When I quit my job to pursue a writing career, I expected quick earnings, as promised. I dreamed of a bed-to-computer lifestyle; work less and get paid more. Therefore, I became lazy and spent the whole day in bed watching favorite shows on YouTube and Facebook.
Soon, I ran out of the little money I had earned. My bills started piling up: electricity bill, water bill, my internet subscription expired, and my landlord began knocking at my door often.
In my phone book, I found that only one person was willing to lend me money, but he also had issues to attend.
So, what did I do?
For most people, the first instinct would be to give up on the career and seek a new one with quick earnings. I did that. I started applying for work in sales and marketing companies, industries, glassmaking companies, and others. At one time, while going to seek a company job, I forgot to wear a formal suit and carry my resume. I had quickly forgotten their value.
The second instinct was to seek low-paying gigs and boost my career from there or even give up on my dreams. I decided to look for low-paying clients and let the “big fish” earn the big money promised. I thought such people had connections and would get clients easily with a handsome pay. Therefore, I sought for low-paying clients and promised to deliver quality content. I knew that they would value my high-quality content for less pay.
The next automatic thing was feeling humiliated. I saw myself as a failure. I could not update my Facebook status, LinkedIn, Twitter, or even my website. I felt like I did not have anything to say and that my friends would see me as a failure as well.

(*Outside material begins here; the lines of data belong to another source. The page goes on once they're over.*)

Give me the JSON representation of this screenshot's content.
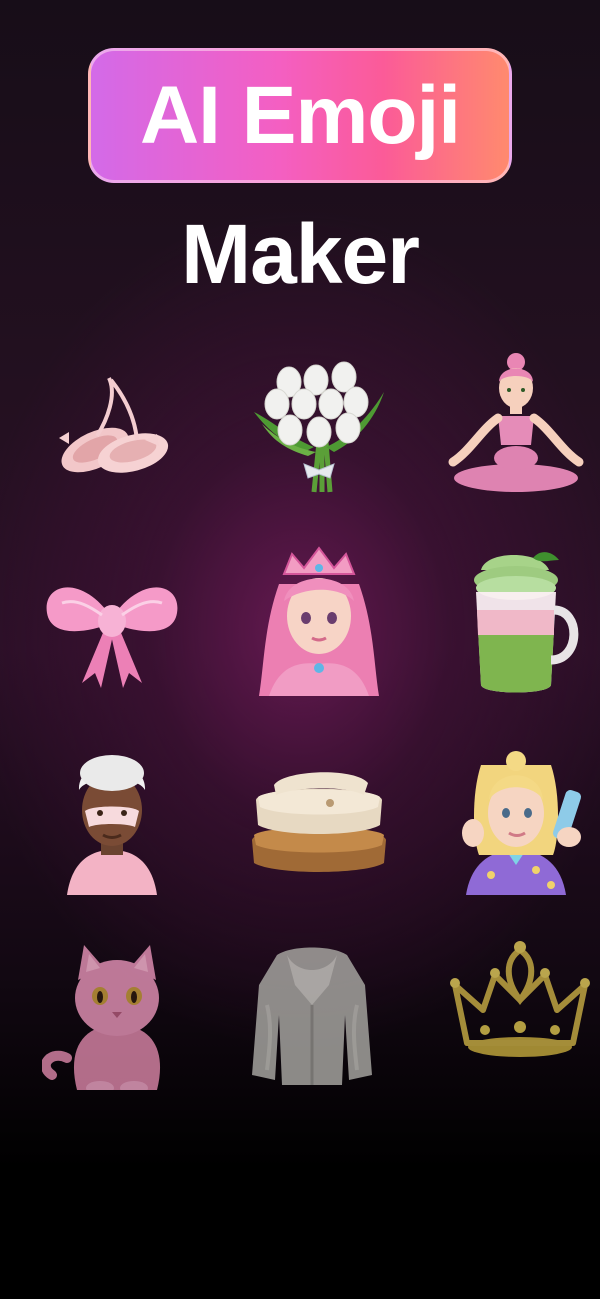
{
  "header": {
    "title": "AI Emoji",
    "subtitle": "Maker"
  },
  "emojis": [
    {
      "icon": "ballet-shoes-icon"
    },
    {
      "icon": "white-tulips-bouquet-icon"
    },
    {
      "icon": "yoga-woman-icon"
    },
    {
      "icon": "pink-bow-icon"
    },
    {
      "icon": "pink-princess-icon"
    },
    {
      "icon": "matcha-latte-icon"
    },
    {
      "icon": "face-mask-woman-icon"
    },
    {
      "icon": "folded-blankets-icon"
    },
    {
      "icon": "skincare-woman-icon"
    },
    {
      "icon": "pink-cat-icon"
    },
    {
      "icon": "fur-coat-icon"
    },
    {
      "icon": "gold-crown-icon"
    }
  ],
  "colors": {
    "gradient_start": "#d36ae8",
    "gradient_mid": "#f45fc2",
    "gradient_end": "#ff8a6e",
    "background": "#1c0d1b"
  }
}
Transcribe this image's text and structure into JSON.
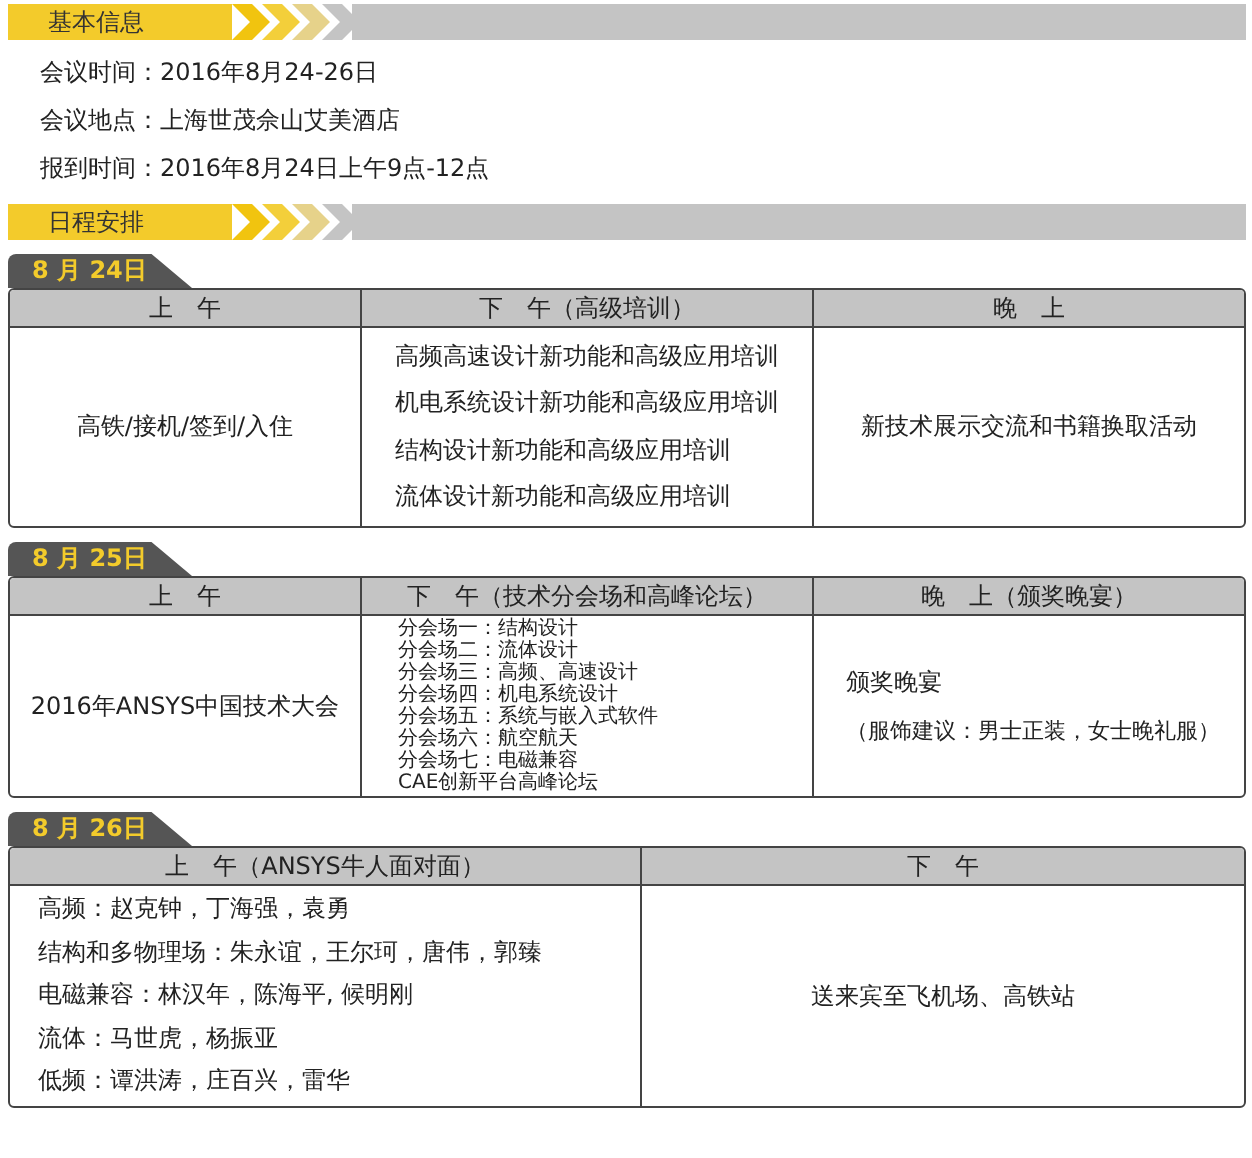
{
  "basic_info": {
    "title": "基本信息",
    "lines": [
      "会议时间：2016年8月24-26日",
      "会议地点：上海世茂佘山艾美酒店",
      "报到时间：2016年8月24日上午9点-12点"
    ]
  },
  "schedule": {
    "title": "日程安排",
    "days": [
      {
        "date": "8 月 24日",
        "cells": [
          {
            "heading": "上　午",
            "kind": "centered",
            "lines": [
              "高铁/接机/签到/入住"
            ]
          },
          {
            "heading": "下　午（高级培训）",
            "kind": "list",
            "lines": [
              "高频高速设计新功能和高级应用培训",
              "机电系统设计新功能和高级应用培训",
              "结构设计新功能和高级应用培训",
              "流体设计新功能和高级应用培训"
            ]
          },
          {
            "heading": "晚　上",
            "kind": "centered",
            "lines": [
              "新技术展示交流和书籍换取活动"
            ]
          }
        ]
      },
      {
        "date": "8 月 25日",
        "cells": [
          {
            "heading": "上　午",
            "kind": "centered",
            "lines": [
              "2016年ANSYS中国技术大会"
            ]
          },
          {
            "heading": "下　午（技术分会场和高峰论坛）",
            "kind": "compact",
            "lines": [
              "分会场一：结构设计",
              "分会场二：流体设计",
              "分会场三：高频、高速设计",
              "分会场四：机电系统设计",
              "分会场五：系统与嵌入式软件",
              "分会场六：航空航天",
              "分会场七：电磁兼容",
              "CAE创新平台高峰论坛"
            ]
          },
          {
            "heading": "晚　上（颁奖晚宴）",
            "kind": "remark",
            "lines": [
              "颁奖晚宴",
              "（服饰建议：男士正装，女士晚礼服）"
            ]
          }
        ]
      },
      {
        "date": "8 月 26日",
        "cells": [
          {
            "heading": "上　午（ANSYS牛人面对面）",
            "kind": "roster",
            "lines": [
              "高频：赵克钟，丁海强，袁勇",
              "结构和多物理场：朱永谊，王尔珂，唐伟，郭臻",
              "电磁兼容：林汉年，陈海平, 候明刚",
              "流体：马世虎，杨振亚",
              "低频：谭洪涛，庄百兴，雷华"
            ]
          },
          {
            "heading": "下　午",
            "kind": "centered",
            "lines": [
              "送来宾至飞机场、高铁站"
            ]
          }
        ]
      }
    ]
  }
}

Time also seemed to fly to me. Since I was desperate and could not keep my mind straight, I was not able to manage my time productively. I had so much to do within a day — watch some motivational videos, comment on writing job Ads, plan on websites to pitch, update my LinkedIn profile, update my site, find sites to guest post, and many more — such that I did not have time to make a solid plan. Therefore, I ended up creating incomplete articles, proposals, and ideas. I was doing nothing within a day.

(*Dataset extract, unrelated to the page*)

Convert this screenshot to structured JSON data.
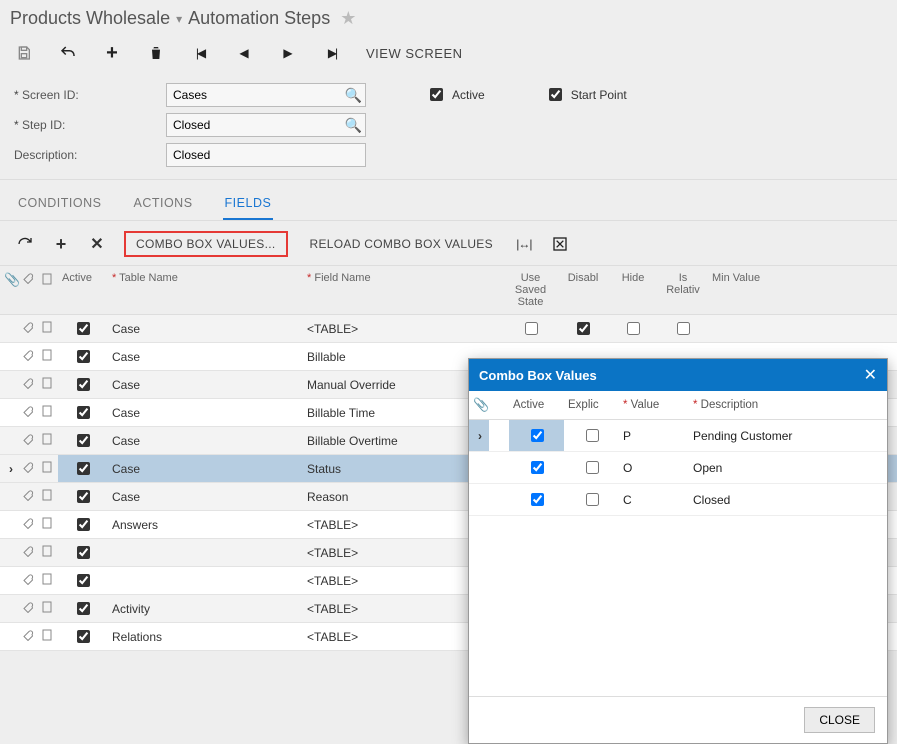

How to turn the financial pressure into positive motivation.
After lengthy self-analysis, I realized two things:
So I came up with a simple strategy that would help me get over the situation. Here are the five steps that helped me improve my situation. I think they can help you as well.
Come up with a marketing strategy. Ensure that it will lead you in the right direction. Don’t follow every idea online. Find friends who can help you analyze them and give you the best one.
For me, I set aside days for each activity. That is, I would dedicate a full day to building my website, another for marketing on Facebook, LinkedIn, Twitter, pitching… and so on. I would also set aside days to write sample content and edit them to perfection. I figured that I would do a better job when I dedicated time to it rather than do them at once. I rarely procrastinate.
Find friends pursuing the same career and are facing similar problems. In this way, you can see their mistakes and learn from them. It is not easy to identify personal errors. However, when you collaborate, you can view other people’s mistakes and learn from them. Also, it is more comfortable to confront a problem as a team than on your own. I, for instance, tend to procrastinate on lengthy gigs like writing sales copies when I am alone. However, when we work together with my team, we can do a lot of work.
As much as people may want to help, avoid them. Don’t take advice from people telling you to quit your career. Everyone views things from a different perspective. For others, your job may be hard, and they may think that it is the cause of the problem. They may, therefore, advise you to partake in “real careers” and embark on your journey when you have established your foundation.
Unless you hit the rock bottom, don’t accept such advice. You will never embark on your profession. Instead, you will be too busy and tired from other work.
After making your plan, stick to it. You may also be determined as I was at the time. Use that energy to work on your career.
Trust me; it feels better when you are working for a goal than lying in bed the whole day regretting the things you did not do.
Lastly, try to minimize your daily tasks as much as possible. For me, it was easier to work on a few huge projects than many small projects. It is easier to plan on a few and concentrate on them to perfection.
Don’t pressure yourself. You will not be able to concentrate on a single task. Also, don’t go calling your friends before you come up with a strategy. They will, naturally, advice you to change your career.